#### Required action:
What is the number of lines in the data below that contain "Ratio"? Reply with the number only.

#### Input:
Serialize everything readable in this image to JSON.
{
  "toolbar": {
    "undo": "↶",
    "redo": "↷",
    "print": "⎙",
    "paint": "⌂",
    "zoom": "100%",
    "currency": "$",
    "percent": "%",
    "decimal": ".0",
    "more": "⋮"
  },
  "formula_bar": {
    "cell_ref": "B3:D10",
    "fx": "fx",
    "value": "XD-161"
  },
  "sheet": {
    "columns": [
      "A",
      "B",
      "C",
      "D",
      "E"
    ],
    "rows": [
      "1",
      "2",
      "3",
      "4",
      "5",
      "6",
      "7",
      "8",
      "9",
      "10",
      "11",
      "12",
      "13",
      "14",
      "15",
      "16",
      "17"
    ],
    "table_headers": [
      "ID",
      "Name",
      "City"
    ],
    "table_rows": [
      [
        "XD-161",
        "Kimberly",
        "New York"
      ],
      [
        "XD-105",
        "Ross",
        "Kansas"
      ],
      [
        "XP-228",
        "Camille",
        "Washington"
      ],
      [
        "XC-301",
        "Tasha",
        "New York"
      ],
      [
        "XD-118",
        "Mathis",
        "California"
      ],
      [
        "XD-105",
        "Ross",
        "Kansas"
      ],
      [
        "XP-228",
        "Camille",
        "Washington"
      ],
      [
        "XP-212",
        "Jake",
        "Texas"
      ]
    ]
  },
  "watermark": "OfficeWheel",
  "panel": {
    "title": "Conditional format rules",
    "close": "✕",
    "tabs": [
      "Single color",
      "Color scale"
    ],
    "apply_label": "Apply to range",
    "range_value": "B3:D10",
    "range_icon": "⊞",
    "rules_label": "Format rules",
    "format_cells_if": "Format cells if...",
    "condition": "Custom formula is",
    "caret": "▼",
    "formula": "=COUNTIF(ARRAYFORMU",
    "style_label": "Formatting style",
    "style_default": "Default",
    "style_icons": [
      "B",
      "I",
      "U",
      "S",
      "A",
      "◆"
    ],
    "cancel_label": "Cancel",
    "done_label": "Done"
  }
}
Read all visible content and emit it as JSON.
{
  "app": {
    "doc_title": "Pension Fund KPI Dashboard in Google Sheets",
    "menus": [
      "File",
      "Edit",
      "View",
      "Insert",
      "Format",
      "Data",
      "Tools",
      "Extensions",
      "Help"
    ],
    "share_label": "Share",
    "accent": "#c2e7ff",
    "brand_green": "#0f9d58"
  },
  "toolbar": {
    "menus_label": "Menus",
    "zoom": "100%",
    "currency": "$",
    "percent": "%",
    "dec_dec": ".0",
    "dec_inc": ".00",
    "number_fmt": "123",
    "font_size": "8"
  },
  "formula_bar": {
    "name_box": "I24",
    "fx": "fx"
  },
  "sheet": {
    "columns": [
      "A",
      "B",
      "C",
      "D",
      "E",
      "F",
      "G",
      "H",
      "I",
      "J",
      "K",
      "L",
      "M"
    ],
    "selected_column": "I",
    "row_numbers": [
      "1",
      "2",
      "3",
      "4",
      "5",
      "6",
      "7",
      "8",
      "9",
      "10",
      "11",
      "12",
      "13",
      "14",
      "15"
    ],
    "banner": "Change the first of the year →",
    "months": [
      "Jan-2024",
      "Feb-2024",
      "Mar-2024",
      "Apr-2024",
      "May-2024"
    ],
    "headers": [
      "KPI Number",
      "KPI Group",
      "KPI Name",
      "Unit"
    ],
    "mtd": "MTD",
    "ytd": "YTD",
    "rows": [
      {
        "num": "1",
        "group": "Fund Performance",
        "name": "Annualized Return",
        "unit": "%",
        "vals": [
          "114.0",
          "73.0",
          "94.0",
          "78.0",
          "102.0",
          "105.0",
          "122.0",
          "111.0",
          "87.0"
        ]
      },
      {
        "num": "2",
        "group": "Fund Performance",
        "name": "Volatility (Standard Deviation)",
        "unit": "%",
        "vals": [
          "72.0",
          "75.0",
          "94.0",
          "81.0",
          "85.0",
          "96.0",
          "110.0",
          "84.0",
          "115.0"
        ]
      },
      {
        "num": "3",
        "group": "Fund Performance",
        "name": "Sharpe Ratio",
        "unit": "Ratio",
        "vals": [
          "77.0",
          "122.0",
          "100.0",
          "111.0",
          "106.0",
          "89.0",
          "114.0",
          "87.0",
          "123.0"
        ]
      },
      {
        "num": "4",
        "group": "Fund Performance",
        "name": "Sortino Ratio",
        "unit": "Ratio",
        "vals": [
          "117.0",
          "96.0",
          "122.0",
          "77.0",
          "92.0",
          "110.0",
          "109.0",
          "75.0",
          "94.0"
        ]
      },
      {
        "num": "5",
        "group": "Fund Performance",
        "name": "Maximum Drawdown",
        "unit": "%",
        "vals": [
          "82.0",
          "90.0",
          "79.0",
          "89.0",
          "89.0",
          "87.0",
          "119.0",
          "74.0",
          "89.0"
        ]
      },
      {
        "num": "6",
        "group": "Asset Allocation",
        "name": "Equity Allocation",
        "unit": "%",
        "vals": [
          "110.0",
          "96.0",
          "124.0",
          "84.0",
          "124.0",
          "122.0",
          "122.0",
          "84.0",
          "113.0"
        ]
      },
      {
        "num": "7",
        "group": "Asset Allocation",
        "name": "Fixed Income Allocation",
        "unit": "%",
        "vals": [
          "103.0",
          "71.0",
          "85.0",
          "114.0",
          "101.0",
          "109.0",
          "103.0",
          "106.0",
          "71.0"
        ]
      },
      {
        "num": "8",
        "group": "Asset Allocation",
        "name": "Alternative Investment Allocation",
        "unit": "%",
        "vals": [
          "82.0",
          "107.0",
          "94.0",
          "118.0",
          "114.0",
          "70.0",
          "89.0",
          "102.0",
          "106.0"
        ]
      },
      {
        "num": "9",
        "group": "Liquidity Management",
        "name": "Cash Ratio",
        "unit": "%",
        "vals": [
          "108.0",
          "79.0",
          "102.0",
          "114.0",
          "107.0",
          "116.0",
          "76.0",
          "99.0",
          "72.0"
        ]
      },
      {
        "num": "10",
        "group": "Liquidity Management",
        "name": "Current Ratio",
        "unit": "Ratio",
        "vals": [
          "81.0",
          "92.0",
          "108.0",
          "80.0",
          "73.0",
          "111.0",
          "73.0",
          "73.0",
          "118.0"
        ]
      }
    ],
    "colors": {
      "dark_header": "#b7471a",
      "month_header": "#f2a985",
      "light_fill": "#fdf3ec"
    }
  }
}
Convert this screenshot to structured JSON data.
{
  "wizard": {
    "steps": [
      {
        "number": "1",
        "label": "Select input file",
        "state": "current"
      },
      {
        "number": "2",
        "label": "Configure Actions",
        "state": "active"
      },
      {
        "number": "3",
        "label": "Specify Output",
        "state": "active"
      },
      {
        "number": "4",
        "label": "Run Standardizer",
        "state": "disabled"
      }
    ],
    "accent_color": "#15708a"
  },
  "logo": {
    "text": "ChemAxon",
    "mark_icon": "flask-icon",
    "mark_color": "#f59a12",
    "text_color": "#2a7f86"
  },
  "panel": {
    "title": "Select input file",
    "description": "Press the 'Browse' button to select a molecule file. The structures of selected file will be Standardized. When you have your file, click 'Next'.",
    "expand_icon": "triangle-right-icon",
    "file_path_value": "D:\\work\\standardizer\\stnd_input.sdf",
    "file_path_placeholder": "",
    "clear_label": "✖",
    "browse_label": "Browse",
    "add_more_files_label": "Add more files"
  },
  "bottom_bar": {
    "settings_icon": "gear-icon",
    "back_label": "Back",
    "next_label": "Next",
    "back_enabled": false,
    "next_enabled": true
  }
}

#### Output below:
7